> _TASK PROMPT_:
Please count the lines in this listing that include the string "zoom", and give only the number.
• • •
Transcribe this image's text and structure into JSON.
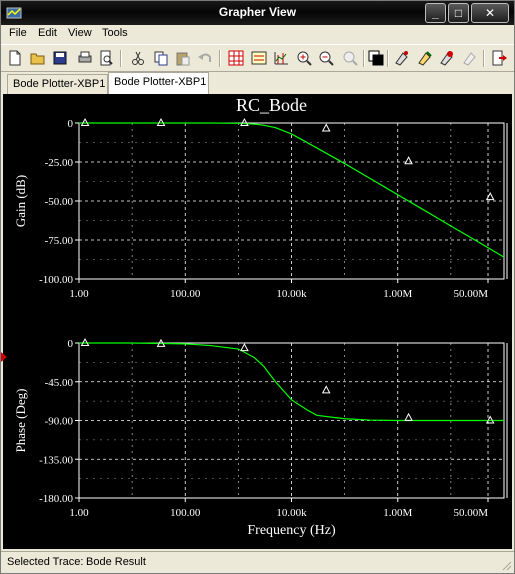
{
  "window": {
    "title": "Grapher View"
  },
  "menu": [
    "File",
    "Edit",
    "View",
    "Tools"
  ],
  "toolbar": {
    "icons": [
      "new-icon",
      "open-icon",
      "save-icon",
      "print-icon",
      "print-preview-icon",
      "cut-icon",
      "copy-icon",
      "paste-icon",
      "undo-icon",
      "grid-icon",
      "legend-icon",
      "cursor-icon",
      "zoom-in-icon",
      "zoom-out-icon",
      "zoom-fit-icon",
      "reverse-colors-icon",
      "trace-properties-icon",
      "select-marks-icon",
      "overlay-traces-icon",
      "add-trace-icon",
      "export-icon"
    ]
  },
  "tabs": [
    {
      "label": "Bode Plotter-XBP1",
      "active": false
    },
    {
      "label": "Bode Plotter-XBP1",
      "active": true
    }
  ],
  "status": {
    "label": "Selected Trace:",
    "value": "Bode Result"
  },
  "colors": {
    "plot_bg": "#000000",
    "trace": "#00ff00",
    "axis": "#ffffff",
    "grid": "#ffffff"
  },
  "chart_data": [
    {
      "type": "line",
      "title": "RC_Bode",
      "xlabel": "",
      "ylabel": "Gain (dB)",
      "xscale": "log",
      "xlim": [
        1,
        100000000
      ],
      "ylim": [
        -100,
        0
      ],
      "xticks": [
        1,
        100,
        10000,
        1000000,
        50000000
      ],
      "xtick_labels": [
        "1.00",
        "100.00",
        "10.00k",
        "1.00M",
        "50.00M"
      ],
      "yticks": [
        0,
        -25,
        -50,
        -75,
        -100
      ],
      "ytick_labels": [
        "0",
        "-25.00",
        "-50.00",
        "-75.00",
        "-100.00"
      ],
      "grid": true,
      "series": [
        {
          "x": [
            1,
            3,
            10,
            30,
            100,
            300,
            1000,
            2000,
            3000,
            5000,
            10000,
            30000,
            100000,
            300000,
            1000000,
            3000000,
            10000000,
            30000000,
            100000000
          ],
          "values": [
            0,
            0,
            0,
            0,
            0,
            0,
            -0.2,
            -0.7,
            -1.4,
            -3,
            -7,
            -16,
            -26,
            -35.5,
            -46,
            -55.5,
            -66,
            -75.5,
            -86
          ],
          "markers_x": [
            1.3,
            35,
            1300,
            45000,
            1600000,
            55000000
          ],
          "markers_y": [
            0,
            0,
            0,
            -3.5,
            -24.5,
            -47.5
          ]
        }
      ]
    },
    {
      "type": "line",
      "title": "",
      "xlabel": "Frequency (Hz)",
      "ylabel": "Phase (Deg)",
      "xscale": "log",
      "xlim": [
        1,
        100000000
      ],
      "ylim": [
        -180,
        0
      ],
      "xticks": [
        1,
        100,
        10000,
        1000000,
        50000000
      ],
      "xtick_labels": [
        "1.00",
        "100.00",
        "10.00k",
        "1.00M",
        "50.00M"
      ],
      "yticks": [
        0,
        -45,
        -90,
        -135,
        -180
      ],
      "ytick_labels": [
        "0",
        "-45.00",
        "-90.00",
        "-135.00",
        "-180.00"
      ],
      "grid": true,
      "series": [
        {
          "x": [
            1,
            10,
            100,
            300,
            1000,
            2000,
            3000,
            5000,
            10000,
            20000,
            30000,
            100000,
            300000,
            1000000,
            10000000,
            100000000
          ],
          "values": [
            0,
            0,
            -1,
            -3,
            -7,
            -17,
            -27,
            -45,
            -66,
            -78,
            -84,
            -88,
            -89.5,
            -90,
            -90,
            -90
          ],
          "markers_x": [
            1.3,
            35,
            1300,
            45000,
            1600000,
            55000000
          ],
          "markers_y": [
            0,
            -1,
            -6,
            -55,
            -87,
            -90
          ]
        }
      ]
    }
  ]
}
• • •
> _PROBLEM SOLUTION_:
3